A baby's smell, the noises it makes and even its gaze can contribute to the potential for a dog attack.

Mum demands refund for 'beargina' christening cake

It was meant to be a tasteful cake to help celebrate a three-year-old's christening.

5 things no one warns you about after giving birth

How many times have you been warned about all the sleepless nights you have to 'look forward to' when you become a parent?

Police officer sang nursery rhyme as heartbreaking photo was taken

A police officer arrived at a devastating scene on Thursday: a car crash resulting in all passengers being thrown from the vehicle.

Don't worry, working mums: Just leave Dad in charge at home

Want to open the boardroom doors for women? Encourage - heck, praise - dads who stay home with their children.

Hilaria Baldwin shares post-baby selfie

Just two days after giving birth, actor Alec Balwin's wife posted a post-baby picture on social media.
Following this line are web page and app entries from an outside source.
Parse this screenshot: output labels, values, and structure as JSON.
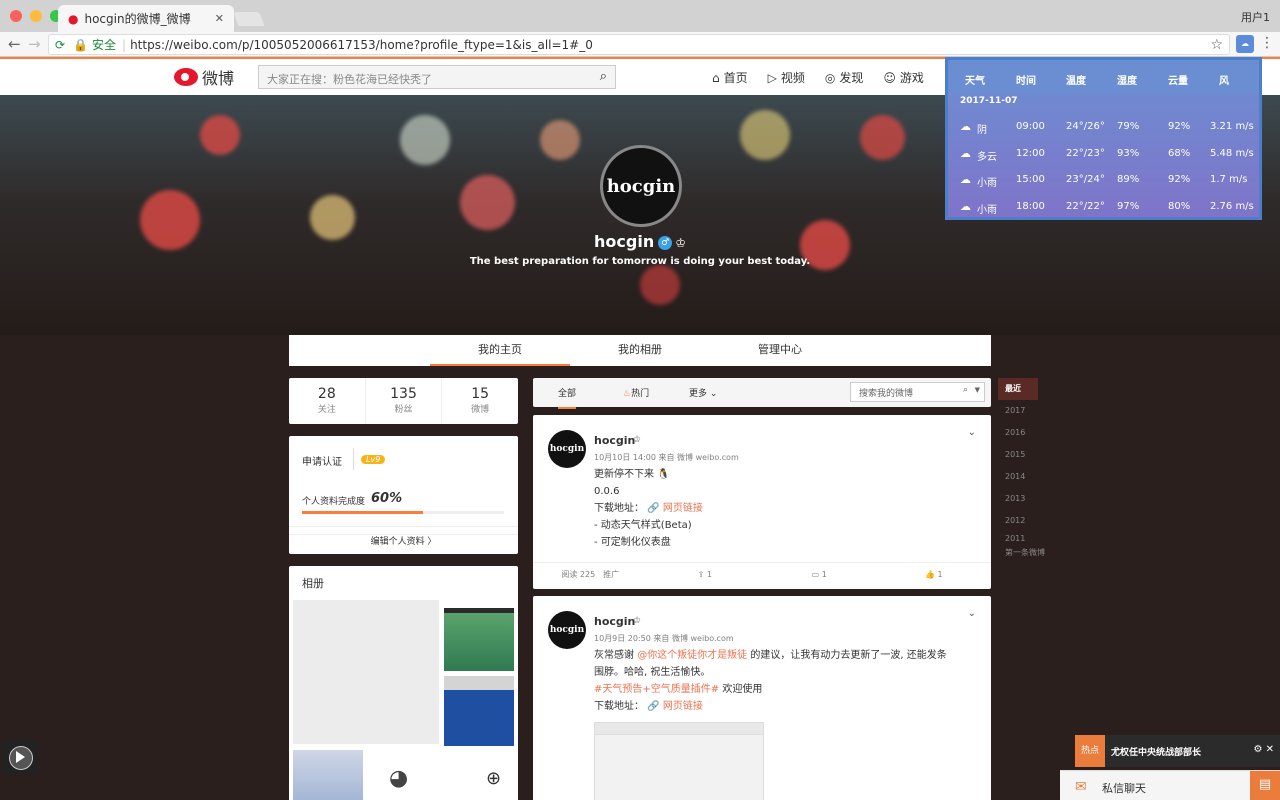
{
  "browser": {
    "tab_title": "hocgin的微博_微博",
    "user": "用户1",
    "secure_label": "安全",
    "url": "https://weibo.com/p/1005052006617153/home?profile_ftype=1&is_all=1#_0"
  },
  "weibo": {
    "logo": "微博",
    "search_placeholder": "大家正在搜：粉色花海已经快秃了",
    "nav": [
      "首页",
      "视频",
      "发现",
      "游戏"
    ]
  },
  "profile": {
    "name": "hocgin",
    "bio": "The best preparation for tomorrow is doing your best today.",
    "avatar_text": "hocgin",
    "tabs": [
      "我的主页",
      "我的相册",
      "管理中心"
    ],
    "stats": [
      {
        "value": "28",
        "label": "关注"
      },
      {
        "value": "135",
        "label": "粉丝"
      },
      {
        "value": "15",
        "label": "微博"
      }
    ],
    "cert_label": "申请认证",
    "level": "Lv9",
    "completeness_label": "个人资料完成度",
    "completeness": "60%",
    "completeness_fraction": 0.6,
    "edit_label": "编辑个人资料 〉",
    "album_title": "相册"
  },
  "feed": {
    "tabs": [
      "全部",
      "热门",
      "更多"
    ],
    "search_placeholder": "搜索我的微博",
    "posts": [
      {
        "author": "hocgin",
        "time": "10月10日 14:00 来自 微博 weibo.com",
        "lines": [
          "更新停不下来",
          "0.0.6",
          "下载地址：",
          "- 动态天气样式(Beta)",
          "- 可定制化仪表盘"
        ],
        "link": "网页链接",
        "actions": [
          "阅读 225",
          "推广",
          "1",
          "1",
          "1"
        ]
      },
      {
        "author": "hocgin",
        "time": "10月9日 20:50 来自 微博 weibo.com",
        "line1_a": "灰常感谢 ",
        "mention": "@你这个叛徒你才是叛徒",
        "line1_b": " 的建议，让我有动力去更新了一波, 还能发条",
        "line2": "围脖。哈哈, 祝生活愉快。",
        "hashtag": "#天气预告+空气质量插件#",
        "line3_b": " 欢迎使用",
        "download": "下载地址：",
        "link": "网页链接"
      }
    ]
  },
  "years": [
    "最近",
    "2017",
    "2016",
    "2015",
    "2014",
    "2013",
    "2012",
    "2011",
    "第一条微博"
  ],
  "weather": {
    "headers": [
      "天气",
      "时间",
      "温度",
      "湿度",
      "云量",
      "风"
    ],
    "date": "2017-11-07",
    "rows": [
      {
        "cond": "阴",
        "time": "09:00",
        "temp": "24°/26°",
        "humidity": "79%",
        "cloud": "92%",
        "wind": "3.21 m/s"
      },
      {
        "cond": "多云",
        "time": "12:00",
        "temp": "22°/23°",
        "humidity": "93%",
        "cloud": "68%",
        "wind": "5.48 m/s"
      },
      {
        "cond": "小雨",
        "time": "15:00",
        "temp": "23°/24°",
        "humidity": "89%",
        "cloud": "92%",
        "wind": "1.7 m/s"
      },
      {
        "cond": "小雨",
        "time": "18:00",
        "temp": "22°/22°",
        "humidity": "97%",
        "cloud": "80%",
        "wind": "2.76 m/s"
      }
    ]
  },
  "hot": {
    "tag": "热点",
    "text": "尤权任中央统战部部长"
  },
  "chat": {
    "label": "私信聊天"
  }
}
'Help - my child won't ever do what I ask!'

Compliance is part of the parent-child relationship, but so is resistance. It's all natural.

Postnatal depression support gets $23 million boost in NSW

The Baird government will include $22.8 million in Tuesday's NSW budget to expand a program designed to help parents at risk of postnatal depression (PND).

'I'm just as tired, scared and stressed as you': stay-at-home dad's plea

I'm really lucky to have two great kids, but I found it really tough with so much being aimed at the mothers and not the fathers.

 

FREE TICKET

Get your FREE ticket to the Baby & Toddler Show

Get your free ticket to the Sydney Essential Baby & Toddler Show for September 25-27 - register online now.

 
Advertisement
 
 
Essential Baby and Essential Kids is the place to find parenting information and parenting support relating to conception, pregnancy, birth, babies, toddlers, kids, maternity, family budgeting, family travel, nutrition and wellbeing, family entertainment, kids entertainment, tips for the family home, child-friendly recipes and parenting. Try our pregnancy due date calculator to determine your due date, or our ovulation calculator to predict ovulation and your fertile period. Our pregnancy week by week guide shows your baby's stages of development. Access our very active mum's discussion groups in the Essential Baby forums or the Essential Kids forums to talk to mums about conception, pregnancy, birth, babies, toddlers, kids and parenting lifestyle. Essential Baby also offers a baby names database of more than 22,000 baby names, popular baby names, boys' names, girls' names and baby names advice in our baby names forum. Essential Kids features a range of free printable worksheets for kids from preschool years through to primary school years. For the latest baby clothes, maternity clothes, maternity accessories, toddler products, kids toys and kids clothing, breastfeeding and other parenting resources, check out Essential Baby and Essential Kids.